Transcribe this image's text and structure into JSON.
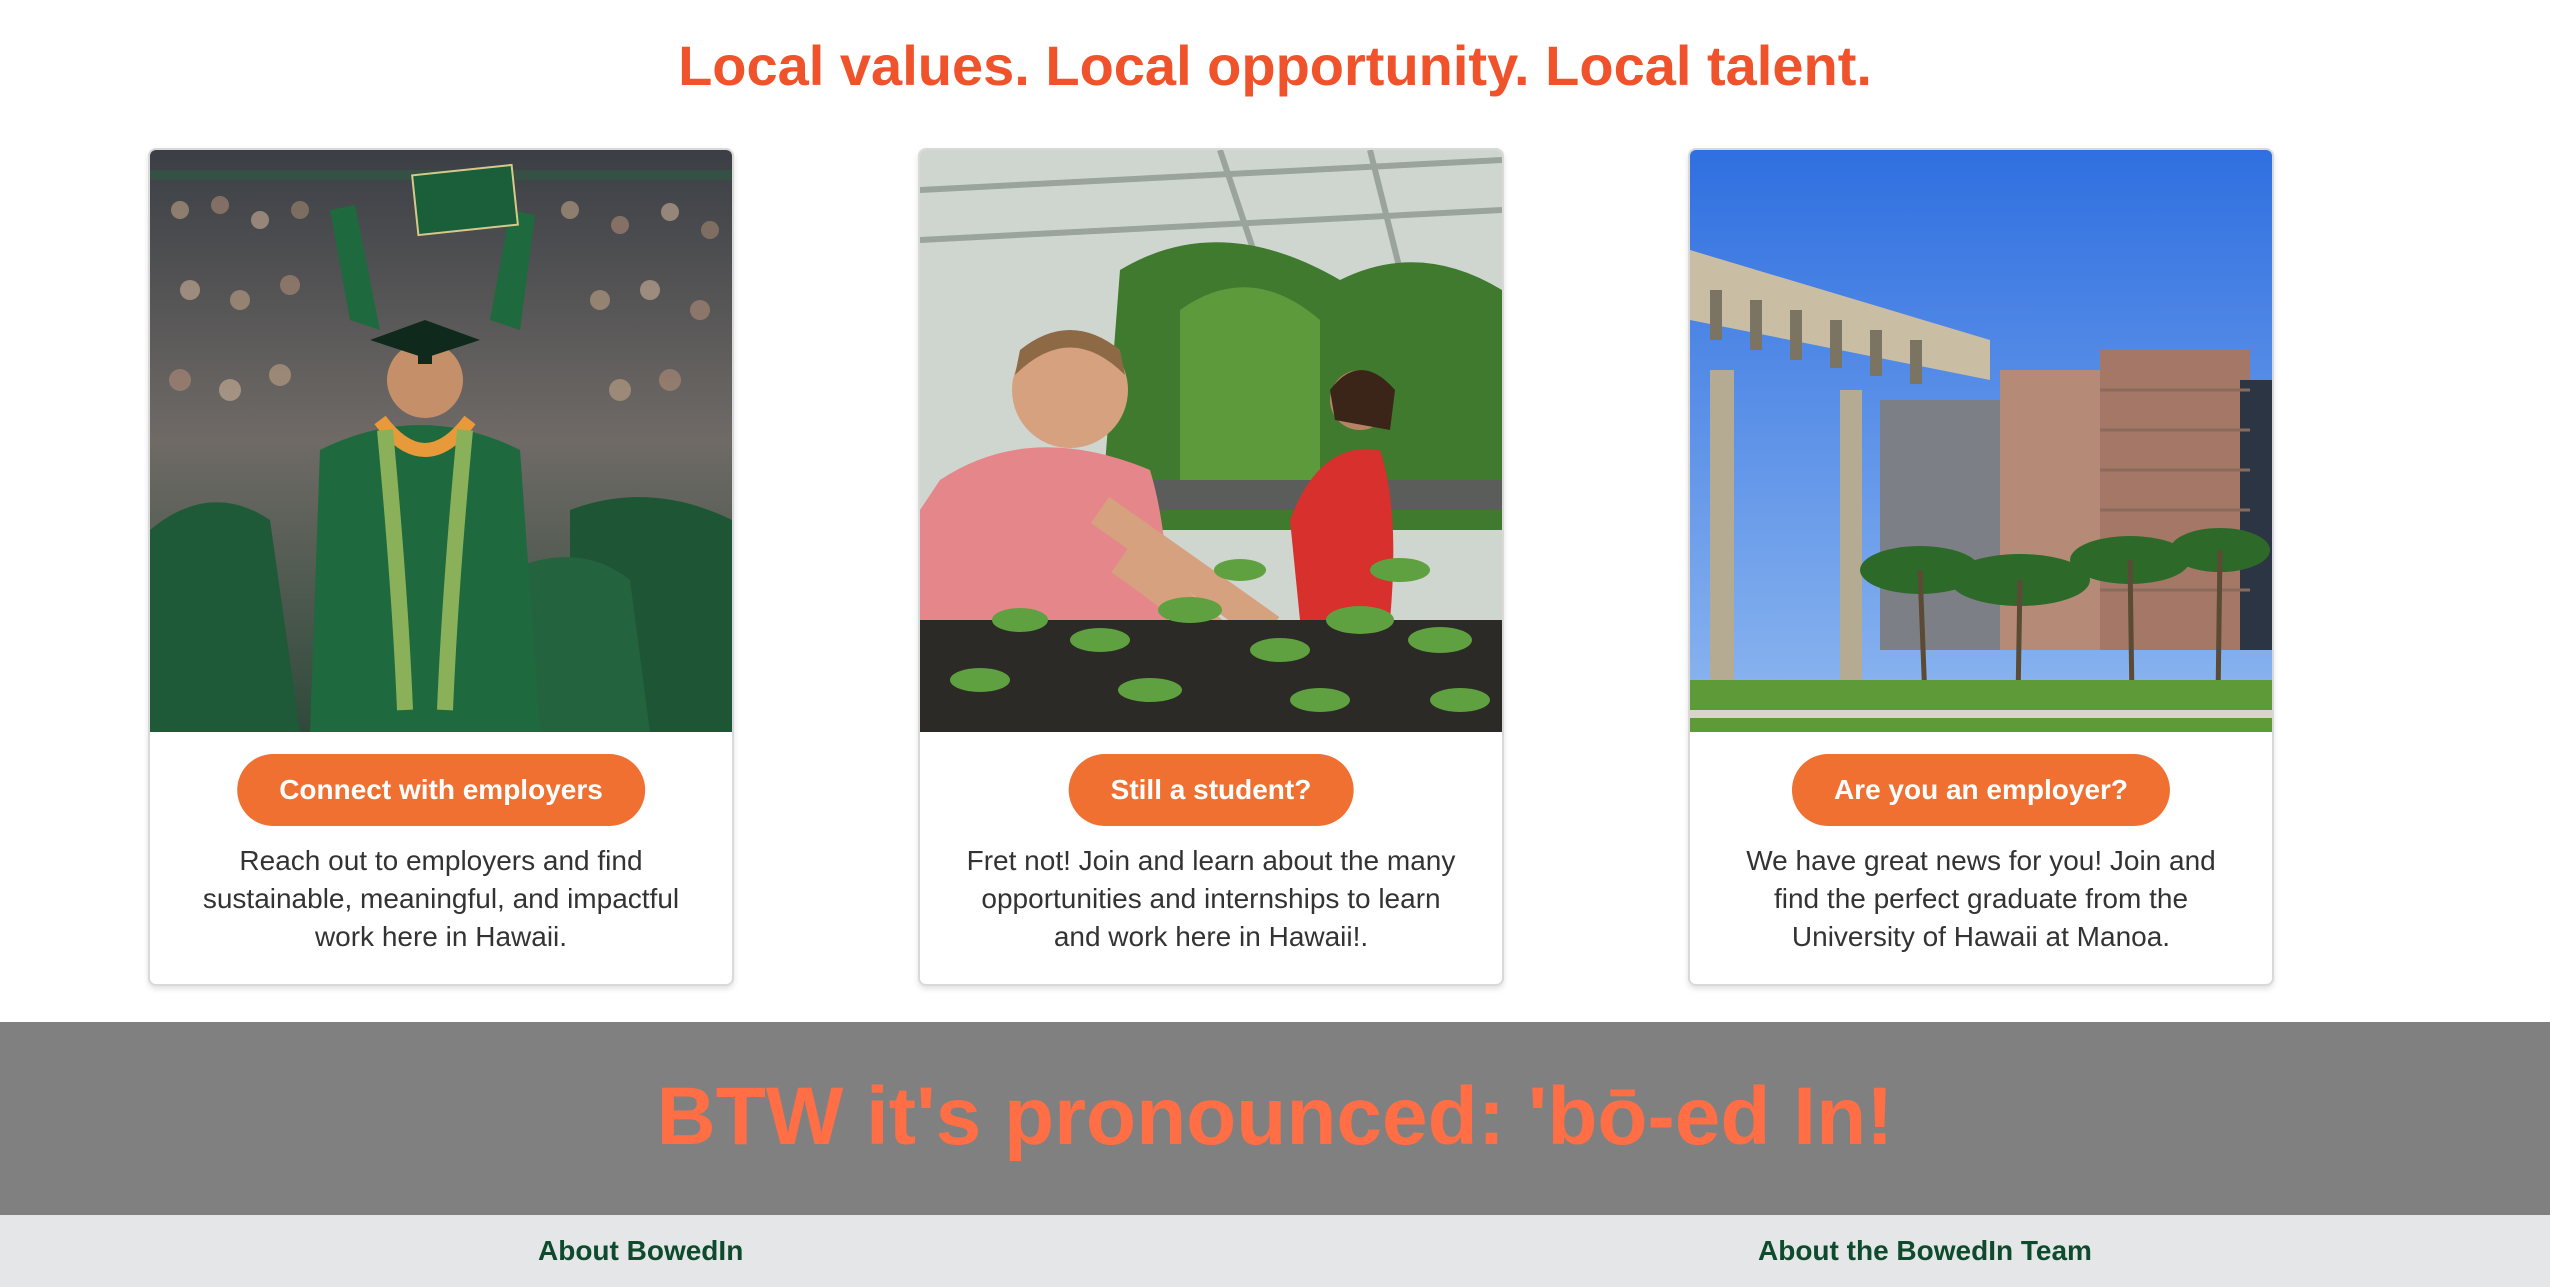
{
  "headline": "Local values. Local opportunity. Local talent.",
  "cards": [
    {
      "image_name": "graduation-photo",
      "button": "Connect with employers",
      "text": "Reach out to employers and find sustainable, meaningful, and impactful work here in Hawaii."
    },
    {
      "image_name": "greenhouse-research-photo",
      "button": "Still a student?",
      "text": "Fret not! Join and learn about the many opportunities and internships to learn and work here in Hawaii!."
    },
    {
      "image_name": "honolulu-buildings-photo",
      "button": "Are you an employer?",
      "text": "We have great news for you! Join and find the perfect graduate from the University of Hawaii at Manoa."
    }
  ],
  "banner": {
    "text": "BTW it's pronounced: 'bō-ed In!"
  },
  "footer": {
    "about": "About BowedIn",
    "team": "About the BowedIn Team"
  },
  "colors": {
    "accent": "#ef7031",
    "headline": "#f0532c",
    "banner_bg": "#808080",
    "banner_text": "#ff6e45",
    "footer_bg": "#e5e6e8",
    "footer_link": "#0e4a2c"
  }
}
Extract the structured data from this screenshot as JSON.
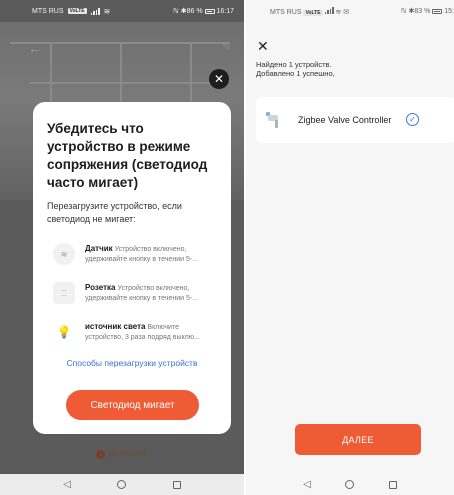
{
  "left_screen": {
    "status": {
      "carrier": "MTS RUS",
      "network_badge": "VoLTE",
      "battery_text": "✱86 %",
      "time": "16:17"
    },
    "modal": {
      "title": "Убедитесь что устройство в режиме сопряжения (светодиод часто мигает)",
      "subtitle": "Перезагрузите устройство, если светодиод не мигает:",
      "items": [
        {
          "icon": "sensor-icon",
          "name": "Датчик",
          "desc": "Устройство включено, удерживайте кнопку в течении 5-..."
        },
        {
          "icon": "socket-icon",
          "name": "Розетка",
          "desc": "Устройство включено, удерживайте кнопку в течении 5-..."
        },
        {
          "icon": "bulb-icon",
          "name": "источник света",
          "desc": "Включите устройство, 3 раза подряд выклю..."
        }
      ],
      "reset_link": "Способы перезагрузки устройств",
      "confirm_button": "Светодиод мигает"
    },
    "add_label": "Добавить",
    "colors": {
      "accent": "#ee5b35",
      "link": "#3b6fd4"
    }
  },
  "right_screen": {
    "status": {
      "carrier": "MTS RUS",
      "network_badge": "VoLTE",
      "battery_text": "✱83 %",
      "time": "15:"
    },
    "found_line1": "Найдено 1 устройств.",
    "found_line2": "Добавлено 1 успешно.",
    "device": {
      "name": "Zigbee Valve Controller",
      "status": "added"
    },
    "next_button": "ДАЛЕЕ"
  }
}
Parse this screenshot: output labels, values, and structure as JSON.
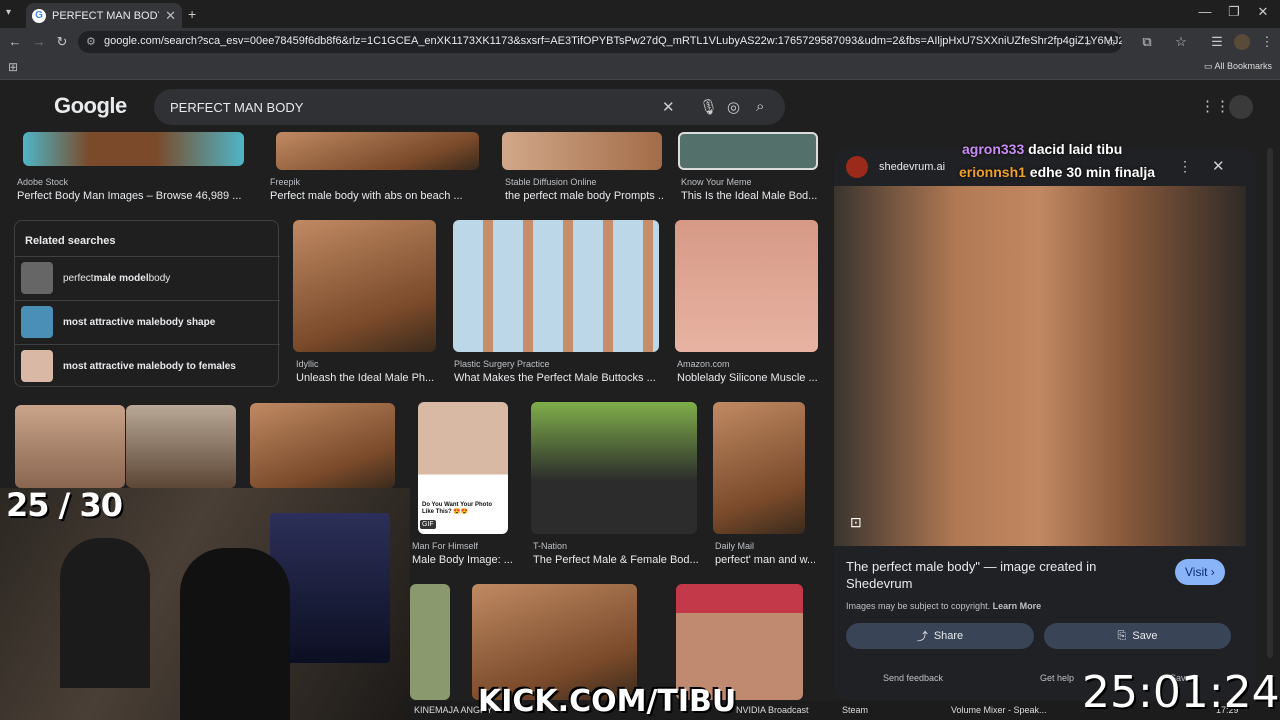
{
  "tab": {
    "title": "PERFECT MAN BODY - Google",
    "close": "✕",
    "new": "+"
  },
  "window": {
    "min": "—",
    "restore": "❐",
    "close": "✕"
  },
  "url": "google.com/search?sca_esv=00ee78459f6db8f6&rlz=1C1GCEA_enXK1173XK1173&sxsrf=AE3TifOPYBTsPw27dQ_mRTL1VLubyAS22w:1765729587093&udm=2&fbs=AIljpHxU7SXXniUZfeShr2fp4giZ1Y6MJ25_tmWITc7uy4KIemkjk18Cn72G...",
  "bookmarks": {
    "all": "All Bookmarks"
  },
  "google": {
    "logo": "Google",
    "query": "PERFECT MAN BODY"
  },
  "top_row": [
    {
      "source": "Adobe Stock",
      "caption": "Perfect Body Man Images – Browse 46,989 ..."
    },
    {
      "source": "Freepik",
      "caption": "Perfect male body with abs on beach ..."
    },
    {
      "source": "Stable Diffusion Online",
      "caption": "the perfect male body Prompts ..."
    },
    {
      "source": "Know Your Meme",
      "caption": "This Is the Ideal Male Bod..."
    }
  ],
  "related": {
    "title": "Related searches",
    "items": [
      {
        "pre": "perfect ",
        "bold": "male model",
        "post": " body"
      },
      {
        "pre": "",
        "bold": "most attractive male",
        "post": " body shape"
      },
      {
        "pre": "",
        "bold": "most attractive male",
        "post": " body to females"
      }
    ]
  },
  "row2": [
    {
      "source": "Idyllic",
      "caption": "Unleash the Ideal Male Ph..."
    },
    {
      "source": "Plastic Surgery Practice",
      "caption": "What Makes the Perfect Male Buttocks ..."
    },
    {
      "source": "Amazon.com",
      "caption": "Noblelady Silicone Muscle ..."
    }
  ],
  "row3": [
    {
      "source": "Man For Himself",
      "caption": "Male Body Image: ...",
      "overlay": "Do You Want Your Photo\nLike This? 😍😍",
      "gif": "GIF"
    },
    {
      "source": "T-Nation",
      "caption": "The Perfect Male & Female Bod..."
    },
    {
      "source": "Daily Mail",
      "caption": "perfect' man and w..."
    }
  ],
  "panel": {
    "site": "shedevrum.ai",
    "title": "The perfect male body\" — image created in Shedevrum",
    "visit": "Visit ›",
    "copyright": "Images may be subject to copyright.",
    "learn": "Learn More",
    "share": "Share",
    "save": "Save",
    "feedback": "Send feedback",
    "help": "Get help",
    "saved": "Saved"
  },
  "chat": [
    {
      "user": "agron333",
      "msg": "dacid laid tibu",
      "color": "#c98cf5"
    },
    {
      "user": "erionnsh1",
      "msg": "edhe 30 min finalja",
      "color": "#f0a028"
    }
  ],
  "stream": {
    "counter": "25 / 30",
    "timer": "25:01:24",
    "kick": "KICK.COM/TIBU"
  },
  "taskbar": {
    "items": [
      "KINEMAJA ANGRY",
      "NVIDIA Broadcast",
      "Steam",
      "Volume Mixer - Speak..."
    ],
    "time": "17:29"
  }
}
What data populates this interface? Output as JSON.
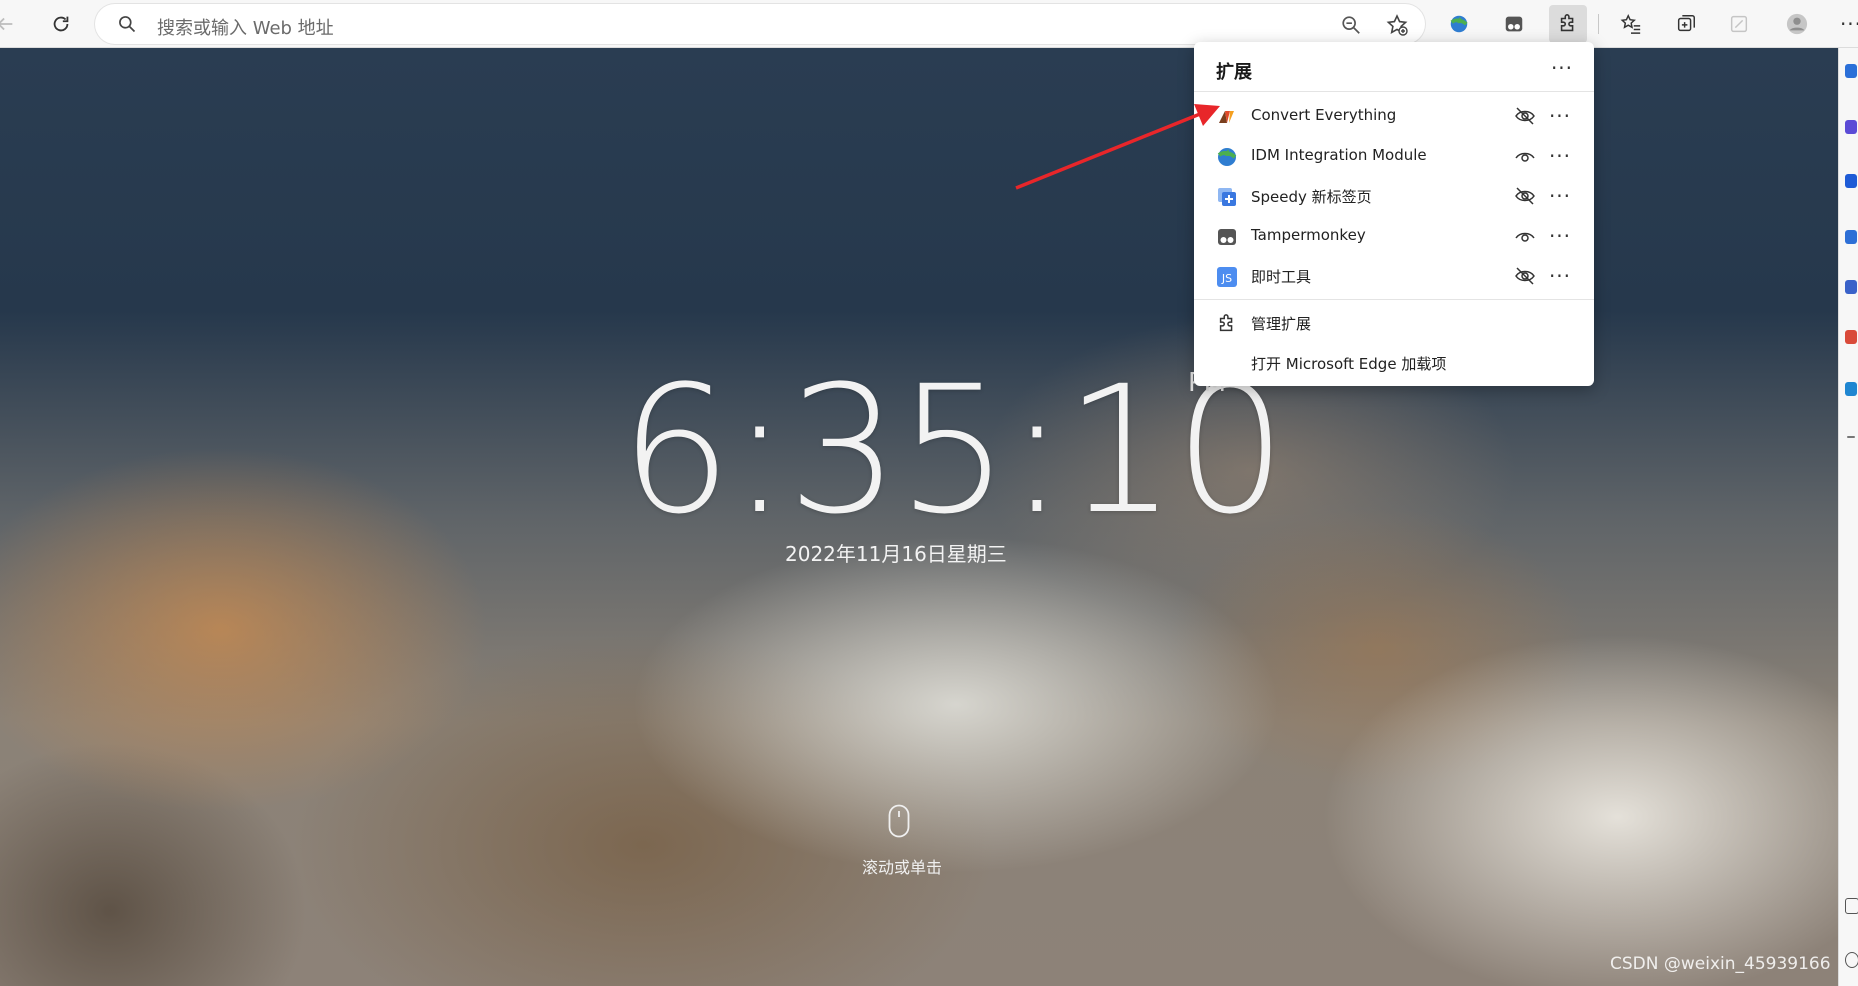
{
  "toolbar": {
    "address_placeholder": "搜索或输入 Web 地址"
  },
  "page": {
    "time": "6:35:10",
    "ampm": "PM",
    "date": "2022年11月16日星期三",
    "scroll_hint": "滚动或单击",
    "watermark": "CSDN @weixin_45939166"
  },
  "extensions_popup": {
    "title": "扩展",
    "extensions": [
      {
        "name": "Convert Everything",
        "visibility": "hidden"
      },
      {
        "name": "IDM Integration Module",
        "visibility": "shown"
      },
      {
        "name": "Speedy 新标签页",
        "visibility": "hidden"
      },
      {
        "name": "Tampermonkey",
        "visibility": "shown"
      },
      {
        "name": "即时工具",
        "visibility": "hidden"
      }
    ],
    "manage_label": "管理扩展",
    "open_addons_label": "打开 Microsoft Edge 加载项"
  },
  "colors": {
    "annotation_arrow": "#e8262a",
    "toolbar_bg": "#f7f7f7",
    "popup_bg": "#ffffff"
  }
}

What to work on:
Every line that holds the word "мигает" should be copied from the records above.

Response to this exercise:
      "title": "Убедитесь что устройство в режиме сопряжения (светодиод часто мигает)",
      "subtitle": "Перезагрузите устройство, если светодиод не мигает:",
      "confirm_button": "Светодиод мигает"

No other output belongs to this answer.